NEW YORK - Two prominent lawyers and activists of Indian origin have strongly urged the Bill & Melinda Gates Foundation not to honour Prime Minister Narendra Modi with an award for his sanitation and toilet access project across India, citing his past month’s “repressive” actions in occupied Kashmir and the northeastern state of Assam.

“While public health is undoubtedly a priority in India and around the world, such an honour would come as his Hindu nationalist party has incited violence against minorities, silenced dissent and curtailed freedom of expression,” Suchitra Vijayan, a lawyer and executive director of the Polis Project, and Arjun Singh Sethi, a human rights lawyer and adjunct professor of law at Georgetown University Law Center, wrote in an article published in The Washington Post on Saturday.

“In light of Modi’s record, including promoting repressive policies in the past month in Kashmir and the northeastern state of Assam, he should not be given the award,” they said in the joint article.

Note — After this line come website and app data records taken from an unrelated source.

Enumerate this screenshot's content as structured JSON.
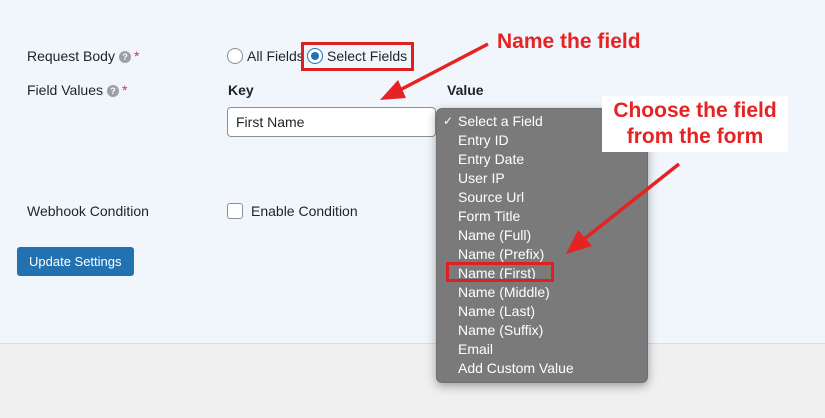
{
  "form": {
    "request_body": {
      "label": "Request Body",
      "required_mark": "*"
    },
    "request_body_options": {
      "all_fields": "All Fields",
      "select_fields": "Select Fields",
      "selected": "Select Fields"
    },
    "field_values": {
      "label": "Field Values",
      "required_mark": "*"
    },
    "columns": {
      "key": "Key",
      "value": "Value"
    },
    "key_input_value": "First Name",
    "webhook_condition": {
      "label": "Webhook Condition",
      "checkbox_label": "Enable Condition",
      "checked": false
    },
    "update_button": "Update Settings",
    "help_icon_glyph": "?"
  },
  "dropdown": {
    "selected_index": 0,
    "check_glyph": "✓",
    "items": [
      "Select a Field",
      "Entry ID",
      "Entry Date",
      "User IP",
      "Source Url",
      "Form Title",
      "Name (Full)",
      "Name (Prefix)",
      "Name (First)",
      "Name (Middle)",
      "Name (Last)",
      "Name (Suffix)",
      "Email",
      "Add Custom Value"
    ],
    "highlighted_item": "Name (First)"
  },
  "annotations": {
    "callout_name": "Name the field",
    "callout_choose_line1": "Choose the field",
    "callout_choose_line2": "from the form",
    "color": "#e62222"
  },
  "colors": {
    "primary": "#2271b1",
    "panel_bg": "#f0f6fc",
    "page_bg": "#f0f0f1",
    "annotation": "#e62222"
  }
}
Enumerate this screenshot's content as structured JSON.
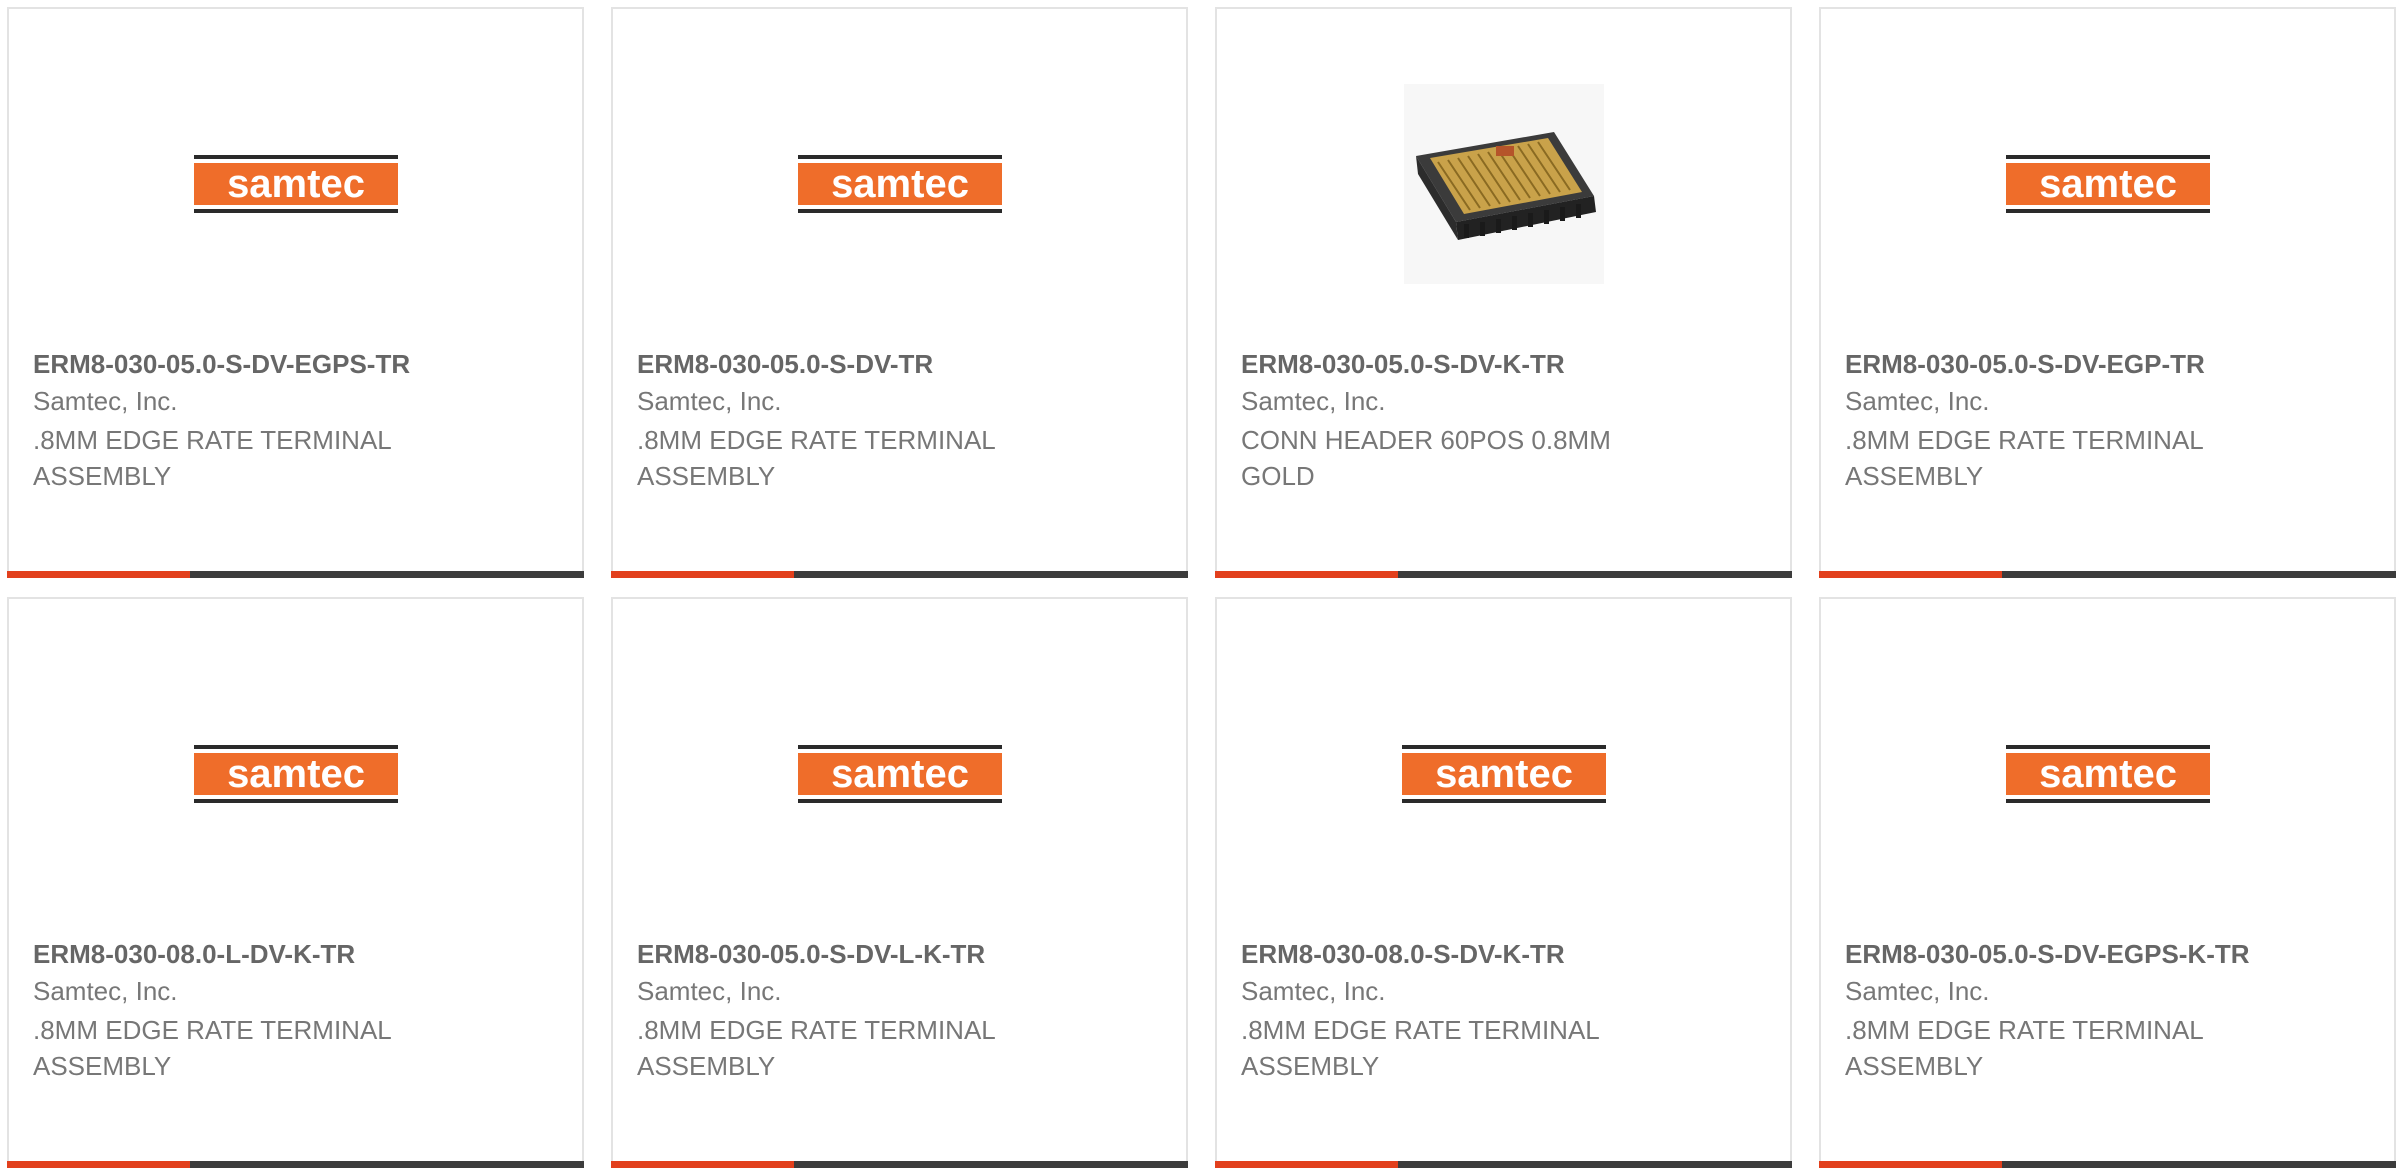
{
  "colors": {
    "accent": "#e2401d",
    "bar_dark": "#3c3c3c",
    "logo_orange": "#ef6d2a",
    "logo_dark": "#2a2a2a",
    "title_text": "#666666",
    "body_text": "#777777"
  },
  "logo_text": "samtec",
  "products": [
    {
      "part_number": "ERM8-030-05.0-S-DV-EGPS-TR",
      "manufacturer": "Samtec, Inc.",
      "description": ".8MM EDGE RATE TERMINAL ASSEMBLY",
      "image": "samtec-logo"
    },
    {
      "part_number": "ERM8-030-05.0-S-DV-TR",
      "manufacturer": "Samtec, Inc.",
      "description": ".8MM EDGE RATE TERMINAL ASSEMBLY",
      "image": "samtec-logo"
    },
    {
      "part_number": "ERM8-030-05.0-S-DV-K-TR",
      "manufacturer": "Samtec, Inc.",
      "description": "CONN HEADER 60POS 0.8MM GOLD",
      "image": "connector-photo"
    },
    {
      "part_number": "ERM8-030-05.0-S-DV-EGP-TR",
      "manufacturer": "Samtec, Inc.",
      "description": ".8MM EDGE RATE TERMINAL ASSEMBLY",
      "image": "samtec-logo"
    },
    {
      "part_number": "ERM8-030-08.0-L-DV-K-TR",
      "manufacturer": "Samtec, Inc.",
      "description": ".8MM EDGE RATE TERMINAL ASSEMBLY",
      "image": "samtec-logo"
    },
    {
      "part_number": "ERM8-030-05.0-S-DV-L-K-TR",
      "manufacturer": "Samtec, Inc.",
      "description": ".8MM EDGE RATE TERMINAL ASSEMBLY",
      "image": "samtec-logo"
    },
    {
      "part_number": "ERM8-030-08.0-S-DV-K-TR",
      "manufacturer": "Samtec, Inc.",
      "description": ".8MM EDGE RATE TERMINAL ASSEMBLY",
      "image": "samtec-logo"
    },
    {
      "part_number": "ERM8-030-05.0-S-DV-EGPS-K-TR",
      "manufacturer": "Samtec, Inc.",
      "description": ".8MM EDGE RATE TERMINAL ASSEMBLY",
      "image": "samtec-logo"
    }
  ]
}
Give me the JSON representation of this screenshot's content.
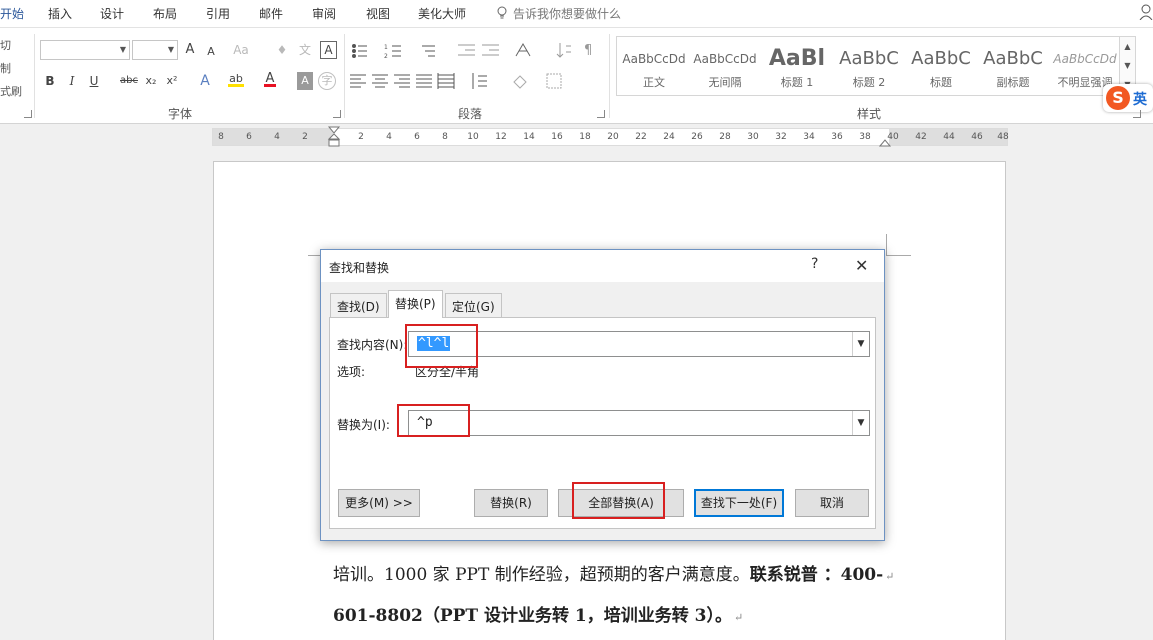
{
  "menu": {
    "tabs": [
      "开始",
      "插入",
      "设计",
      "布局",
      "引用",
      "邮件",
      "审阅",
      "视图",
      "美化大师"
    ],
    "tellme": "告诉我你想要做什么"
  },
  "ribbon": {
    "clipboard": {
      "cut": "切",
      "copy": "制",
      "painter": "式刷"
    },
    "font_group_label": "字体",
    "paragraph_group_label": "段落",
    "styles_group_label": "样式",
    "buttons": {
      "grow": "A",
      "shrink": "A",
      "case": "Aa",
      "clear": "♦",
      "phonetic": "文",
      "border_char": "A",
      "bold": "B",
      "italic": "I",
      "underline": "U",
      "strike": "abc",
      "sub": "x₂",
      "sup": "x²",
      "effects": "A",
      "highlight": "ab",
      "fontcolor": "A",
      "shade": "A",
      "encircle": "字"
    },
    "styles": [
      {
        "sample": "AaBbCcDd",
        "name": "正文"
      },
      {
        "sample": "AaBbCcDd",
        "name": "无间隔"
      },
      {
        "sample": "AaBl",
        "name": "标题 1"
      },
      {
        "sample": "AaBbC",
        "name": "标题 2"
      },
      {
        "sample": "AaBbC",
        "name": "标题"
      },
      {
        "sample": "AaBbC",
        "name": "副标题"
      },
      {
        "sample": "AaBbCcDd",
        "name": "不明显强调"
      }
    ],
    "ime": "英"
  },
  "ruler": {
    "labels": [
      "8",
      "6",
      "4",
      "2",
      "2",
      "4",
      "6",
      "8",
      "10",
      "12",
      "14",
      "16",
      "18",
      "20",
      "22",
      "24",
      "26",
      "28",
      "30",
      "32",
      "34",
      "36",
      "38",
      "40",
      "42",
      "44",
      "46",
      "48"
    ]
  },
  "document": {
    "line1": "培训。1000 家 PPT 制作经验，超预期的客户满意度。",
    "line1_bold": "联系锐普 ：400-",
    "line2_bold": "601-8802（PPT 设计业务转 1，培训业务转 3）。",
    "mark": "↵"
  },
  "dialog": {
    "title": "查找和替换",
    "help": "?",
    "close": "✕",
    "tabs": [
      "查找(D)",
      "替换(P)",
      "定位(G)"
    ],
    "find_label": "查找内容(N):",
    "find_value": "^l^l",
    "options_label": "选项:",
    "options_value": "区分全/半角",
    "replace_label": "替换为(I):",
    "replace_value": "^p",
    "buttons": {
      "more": "更多(M) >>",
      "replace": "替换(R)",
      "replace_all": "全部替换(A)",
      "find_next": "查找下一处(F)",
      "cancel": "取消"
    }
  },
  "colors": {
    "accent": "#2b579a",
    "highlight_red": "#d82020",
    "selection": "#3399ff",
    "highlight_yellow": "#ffe000",
    "font_red": "#e81123"
  }
}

“If the Gates Foundation really wants to amplify sanitation efforts in India, it should give the award to community workers instead of a far-right nationalist,” the article said. Indian Minister of State in the Prime Minister’s Office, Jitendra Singh, announced earlier this week that Modi will receive an award from the foundation for his 2014 “Swachh Bharat Abhiyaan” (Clean India Mission) from during his visit to the United States later this month.

In their opinion piece, Ms Vijayan and Mr Sethi, wrote:

“Since August 5, India has imposed an unprecedented communication blockade on Kashmir. Landlines, mobile phones and the Internet have been suspended. Many Kashmiris remain cut off from their families, and a strict curfew is still in place in many areas. In the days leading up to the blockade, 38,000 troops were moved into the Kashmir Valley, putting the total troop count at more than 500,000 in what was already one of the world’s most militarized regions.

“The reports that have emerged from Kashmir since the blackout are frightening. Thousands of Kashmiris, including human rights advocates, elected officials and even young students, have reportedly been arrested in raids.”


The local prisons are full, according to a local magistrate, and many detainees have been flown out of the region. Family members wait in anguish, fearing that their loved ones may be forcibly disappeared, as an estimated 8,000 Kashmiris were before them. There have been reports of torture and police violence. Compounding this is a humanitarian crisis, as patients in Kashmir can’t access medicine and life-saving treatment.

“At the same time, Modi is also pursuing an exclusionary strategy in Assam. On August 31, the government published a list that excluded about 1.9 million people who it claims do not have the appropriate documents to prove their citizenship. Many are Muslims, women and children from low-income and impoverished backgrounds. Those excluded from the list have 120 days to appeal and prove their citizenship, and if they fail, could be detained or deported.”